Quirindi is on the Liverpool Plains, nestled in the foothills of the Great Dividing Range in north-western New South Wales. It's a charming destination for a holiday and to really get the feel of life on the plains, a farmstay is the way to go.
An unusual start for Natalie's day. She was up early feeding the chooks and pigs and milking the cows on the 800-hectare property, Castle Mountain.
Owners Peter and Lynda Hatfield hit upon the idea to welcome visitors to their property during the drought years. They had WWOOFers (Willing Workers on Organic Farms) working on their farm and they were so taken by the silence and beautiful starry sky, the Hatfields decided to open up to paying travellers.
The 16-year-old homestead's architecture is well-known. It's a pole-framed structure of stone and cypress pine sourced from the property. It is solar and wind-powered and was built by Peter!

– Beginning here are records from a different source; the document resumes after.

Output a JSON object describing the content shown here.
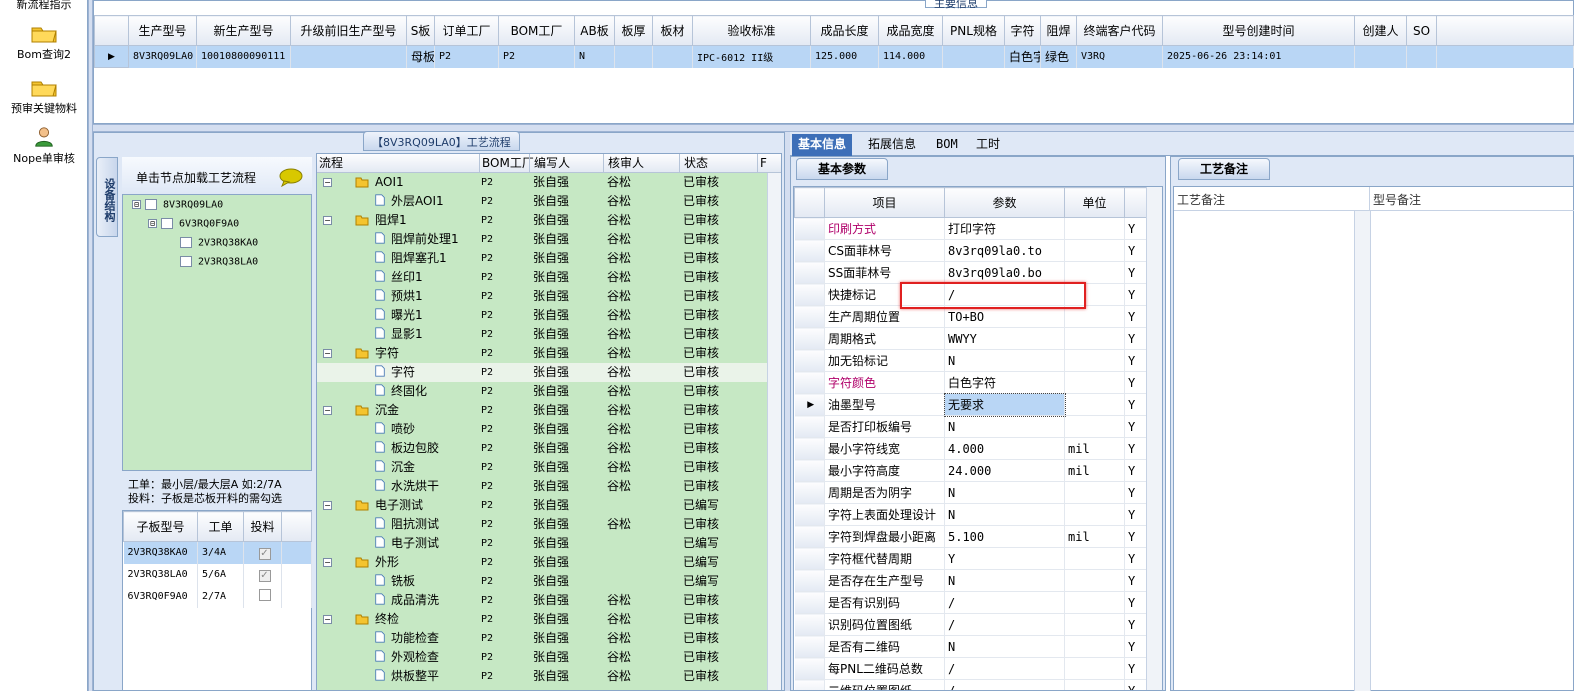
{
  "leftnav": {
    "items": [
      {
        "label": "新流程指示",
        "icon": "folder-icon"
      },
      {
        "label": "Bom查询2",
        "icon": "folder-icon"
      },
      {
        "label": "预审关键物料",
        "icon": "folder-icon"
      },
      {
        "label": "Nope单审核",
        "icon": "user-icon"
      }
    ]
  },
  "top": {
    "title": "主要信息",
    "columns": [
      "生产型号",
      "新生产型号",
      "升级前旧生产型号",
      "S板",
      "订单工厂",
      "BOM工厂",
      "AB板",
      "板厚",
      "板材",
      "验收标准",
      "成品长度",
      "成品宽度",
      "PNL规格",
      "字符",
      "阻焊",
      "终端客户代码",
      "型号创建时间",
      "创建人",
      "SO"
    ],
    "row": [
      "8V3RQ09LA0",
      "10010800090111",
      "",
      "母板",
      "P2",
      "P2",
      "N",
      "",
      "",
      "IPC-6012 II级",
      "125.000",
      "114.000",
      "",
      "白色字符",
      "绿色",
      "V3RQ",
      "2025-06-26 23:14:01",
      "",
      ""
    ]
  },
  "process": {
    "title": "【8V3RQ09LA0】工艺流程",
    "side_tab": "设备结构",
    "load_label": "单击节点加载工艺流程",
    "tree": [
      {
        "label": "8V3RQ09LA0",
        "level": 0,
        "toggle": "⊟"
      },
      {
        "label": "6V3RQ0F9A0",
        "level": 1,
        "toggle": "⊟"
      },
      {
        "label": "2V3RQ38KA0",
        "level": 2,
        "toggle": ""
      },
      {
        "label": "2V3RQ38LA0",
        "level": 2,
        "toggle": ""
      }
    ],
    "note1": "工单：最小层/最大层A 如:2/7A",
    "note2": "投料：子板是芯板开料的需勾选",
    "sub_columns": [
      "子板型号",
      "工单",
      "投料"
    ],
    "sub_rows": [
      {
        "model": "2V3RQ38KA0",
        "order": "3/4A",
        "checked": true
      },
      {
        "model": "2V3RQ38LA0",
        "order": "5/6A",
        "checked": true
      },
      {
        "model": "6V3RQ0F9A0",
        "order": "2/7A",
        "checked": false
      }
    ],
    "flow_columns": [
      "流程",
      "BOM工厂",
      "编写人",
      "核审人",
      "状态",
      "F"
    ],
    "flow_rows": [
      {
        "name": "AOI1",
        "type": "folder",
        "f": "P2",
        "w": "张自强",
        "r": "谷松",
        "s": "已审核"
      },
      {
        "name": "外层AOI1",
        "type": "file",
        "f": "P2",
        "w": "张自强",
        "r": "谷松",
        "s": "已审核"
      },
      {
        "name": "阻焊1",
        "type": "folder",
        "f": "P2",
        "w": "张自强",
        "r": "谷松",
        "s": "已审核"
      },
      {
        "name": "阻焊前处理1",
        "type": "file",
        "f": "P2",
        "w": "张自强",
        "r": "谷松",
        "s": "已审核"
      },
      {
        "name": "阻焊塞孔1",
        "type": "file",
        "f": "P2",
        "w": "张自强",
        "r": "谷松",
        "s": "已审核"
      },
      {
        "name": "丝印1",
        "type": "file",
        "f": "P2",
        "w": "张自强",
        "r": "谷松",
        "s": "已审核"
      },
      {
        "name": "预烘1",
        "type": "file",
        "f": "P2",
        "w": "张自强",
        "r": "谷松",
        "s": "已审核"
      },
      {
        "name": "曝光1",
        "type": "file",
        "f": "P2",
        "w": "张自强",
        "r": "谷松",
        "s": "已审核"
      },
      {
        "name": "显影1",
        "type": "file",
        "f": "P2",
        "w": "张自强",
        "r": "谷松",
        "s": "已审核"
      },
      {
        "name": "字符",
        "type": "folder",
        "f": "P2",
        "w": "张自强",
        "r": "谷松",
        "s": "已审核"
      },
      {
        "name": "字符",
        "type": "file",
        "f": "P2",
        "w": "张自强",
        "r": "谷松",
        "s": "已审核",
        "selected": true
      },
      {
        "name": "终固化",
        "type": "file",
        "f": "P2",
        "w": "张自强",
        "r": "谷松",
        "s": "已审核"
      },
      {
        "name": "沉金",
        "type": "folder",
        "f": "P2",
        "w": "张自强",
        "r": "谷松",
        "s": "已审核"
      },
      {
        "name": "喷砂",
        "type": "file",
        "f": "P2",
        "w": "张自强",
        "r": "谷松",
        "s": "已审核"
      },
      {
        "name": "板边包胶",
        "type": "file",
        "f": "P2",
        "w": "张自强",
        "r": "谷松",
        "s": "已审核"
      },
      {
        "name": "沉金",
        "type": "file",
        "f": "P2",
        "w": "张自强",
        "r": "谷松",
        "s": "已审核"
      },
      {
        "name": "水洗烘干",
        "type": "file",
        "f": "P2",
        "w": "张自强",
        "r": "谷松",
        "s": "已审核"
      },
      {
        "name": "电子测试",
        "type": "folder",
        "f": "P2",
        "w": "张自强",
        "r": "",
        "s": "已编写"
      },
      {
        "name": "阻抗测试",
        "type": "file",
        "f": "P2",
        "w": "张自强",
        "r": "谷松",
        "s": "已审核"
      },
      {
        "name": "电子测试",
        "type": "file",
        "f": "P2",
        "w": "张自强",
        "r": "",
        "s": "已编写"
      },
      {
        "name": "外形",
        "type": "folder",
        "f": "P2",
        "w": "张自强",
        "r": "",
        "s": "已编写"
      },
      {
        "name": "铣板",
        "type": "file",
        "f": "P2",
        "w": "张自强",
        "r": "",
        "s": "已编写"
      },
      {
        "name": "成品清洗",
        "type": "file",
        "f": "P2",
        "w": "张自强",
        "r": "谷松",
        "s": "已审核"
      },
      {
        "name": "终检",
        "type": "folder",
        "f": "P2",
        "w": "张自强",
        "r": "谷松",
        "s": "已审核"
      },
      {
        "name": "功能检查",
        "type": "file",
        "f": "P2",
        "w": "张自强",
        "r": "谷松",
        "s": "已审核"
      },
      {
        "name": "外观检查",
        "type": "file",
        "f": "P2",
        "w": "张自强",
        "r": "谷松",
        "s": "已审核"
      },
      {
        "name": "烘板整平",
        "type": "file",
        "f": "P2",
        "w": "张自强",
        "r": "谷松",
        "s": "已审核"
      }
    ]
  },
  "right": {
    "tabs": [
      "基本信息",
      "拓展信息",
      "BOM",
      "工时"
    ],
    "basic_tab": "基本参数",
    "param_columns": [
      "项目",
      "参数",
      "单位",
      "Y"
    ],
    "params": [
      {
        "k": "印刷方式",
        "v": "打印字符",
        "u": "",
        "y": "Y",
        "pink": true
      },
      {
        "k": "CS面菲林号",
        "v": "8v3rq09la0.to",
        "u": "",
        "y": "Y"
      },
      {
        "k": "SS面菲林号",
        "v": "8v3rq09la0.bo",
        "u": "",
        "y": "Y"
      },
      {
        "k": "快捷标记",
        "v": "/",
        "u": "",
        "y": "Y"
      },
      {
        "k": "生产周期位置",
        "v": "TO+BO",
        "u": "",
        "y": "Y"
      },
      {
        "k": "周期格式",
        "v": "WWYY",
        "u": "",
        "y": "Y"
      },
      {
        "k": "加无铅标记",
        "v": "N",
        "u": "",
        "y": "Y"
      },
      {
        "k": "字符颜色",
        "v": "白色字符",
        "u": "",
        "y": "Y",
        "pink": true
      },
      {
        "k": "油墨型号",
        "v": "无要求",
        "u": "",
        "y": "Y",
        "current": true
      },
      {
        "k": "是否打印板编号",
        "v": "N",
        "u": "",
        "y": "Y"
      },
      {
        "k": "最小字符线宽",
        "v": "4.000",
        "u": "mil",
        "y": "Y"
      },
      {
        "k": "最小字符高度",
        "v": "24.000",
        "u": "mil",
        "y": "Y"
      },
      {
        "k": "周期是否为阴字",
        "v": "N",
        "u": "",
        "y": "Y"
      },
      {
        "k": "字符上表面处理设计",
        "v": "N",
        "u": "",
        "y": "Y"
      },
      {
        "k": "字符到焊盘最小距离",
        "v": "5.100",
        "u": "mil",
        "y": "Y"
      },
      {
        "k": "字符框代替周期",
        "v": "Y",
        "u": "",
        "y": "Y"
      },
      {
        "k": "是否存在生产型号",
        "v": "N",
        "u": "",
        "y": "Y"
      },
      {
        "k": "是否有识别码",
        "v": "/",
        "u": "",
        "y": "Y"
      },
      {
        "k": "识别码位置图纸",
        "v": "/",
        "u": "",
        "y": "Y"
      },
      {
        "k": "是否有二维码",
        "v": "N",
        "u": "",
        "y": "Y"
      },
      {
        "k": "每PNL二维码总数",
        "v": "/",
        "u": "",
        "y": "Y"
      },
      {
        "k": "二维码位置图纸",
        "v": "/",
        "u": "",
        "y": "Y"
      }
    ],
    "gy_tab": "工艺备注",
    "gy_cols": [
      "工艺备注",
      "型号备注"
    ]
  },
  "colors": {
    "green": "#c6e8c4",
    "panel": "#dfe8f6",
    "selection": "#b9d6f5",
    "highlight": "#e02020",
    "pink_label": "#b0006a"
  }
}
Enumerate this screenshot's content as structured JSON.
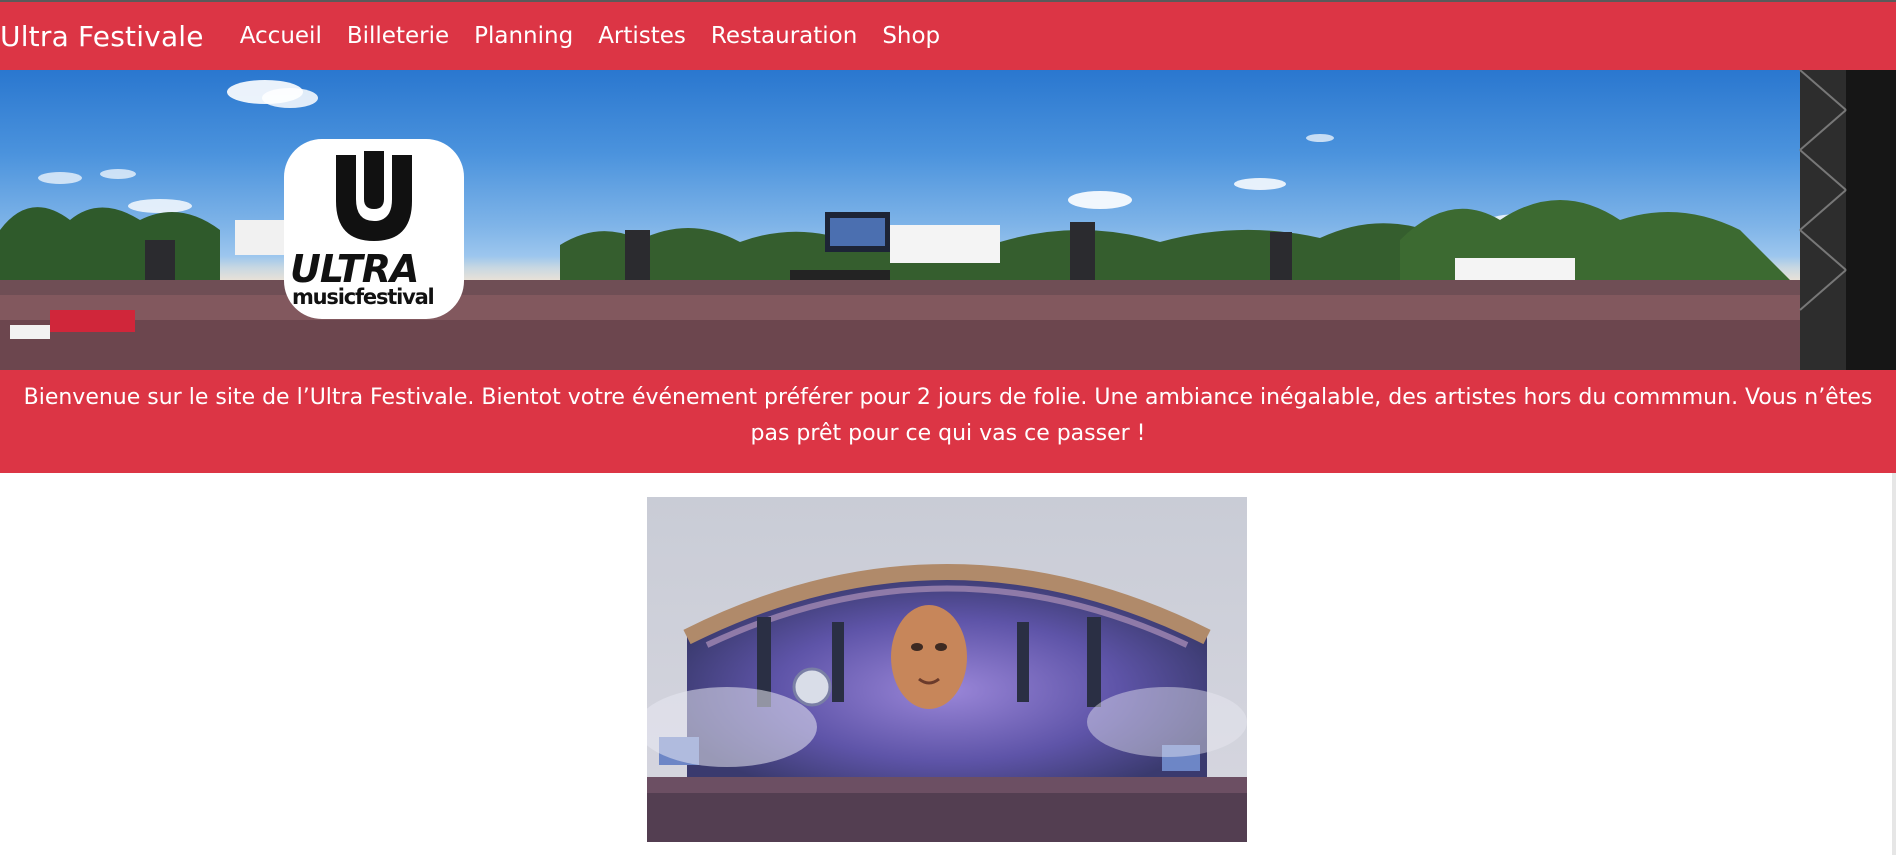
{
  "navbar": {
    "brand": "Ultra Festivale",
    "links": [
      "Accueil",
      "Billeterie",
      "Planning",
      "Artistes",
      "Restauration",
      "Shop"
    ],
    "background": "#dc3545"
  },
  "hero": {
    "description": "",
    "logo": {
      "word": "ULTRA",
      "sub": "musicfestival"
    }
  },
  "welcome": {
    "text": "Bienvenue sur le site de l’Ultra Festivale. Bientot votre événement préférer pour 2 jours de folie. Une ambiance inégalable, des artistes hors du commmun. Vous n’êtes pas prêt pour ce qui vas ce passer !"
  },
  "colors": {
    "accent": "#dc3545",
    "text_on_accent": "#ffffff"
  }
}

City slickers can participate or just observe farming activities which include milking, shearing, feeding, stock handling and fencing. Children just love it. They revel in the fresh air, freedom and chasing the animals. There are more than a hundred, and the pigs are the greediest critters on the farm. Keep an eye out for Lightning, the farm emu. You don't see too many of those in the city!
After a hard day's work, you choose your accommodation. Either in the main homestead or one of the on-site cabins but before hitting the hay you really have to experience a Hatfield family camp barbecue, cooked in a pit under the stars.
All meals are provided. They're cooked by Lynda and shared around a big table in the homestead or around a campfire in the paddock. Lunch is usually a salad with home-baked bread.
Other things to do include billiards, table-tennis, 100km of bushwalking trails to wander and native animals to observe. Bird watching is becoming more popular, with 100 different species recorded on the property.
Artist camps are held at Castle Mountain each year, in March or April. The artists, mostly from Sydney, spend the week painting and socialising.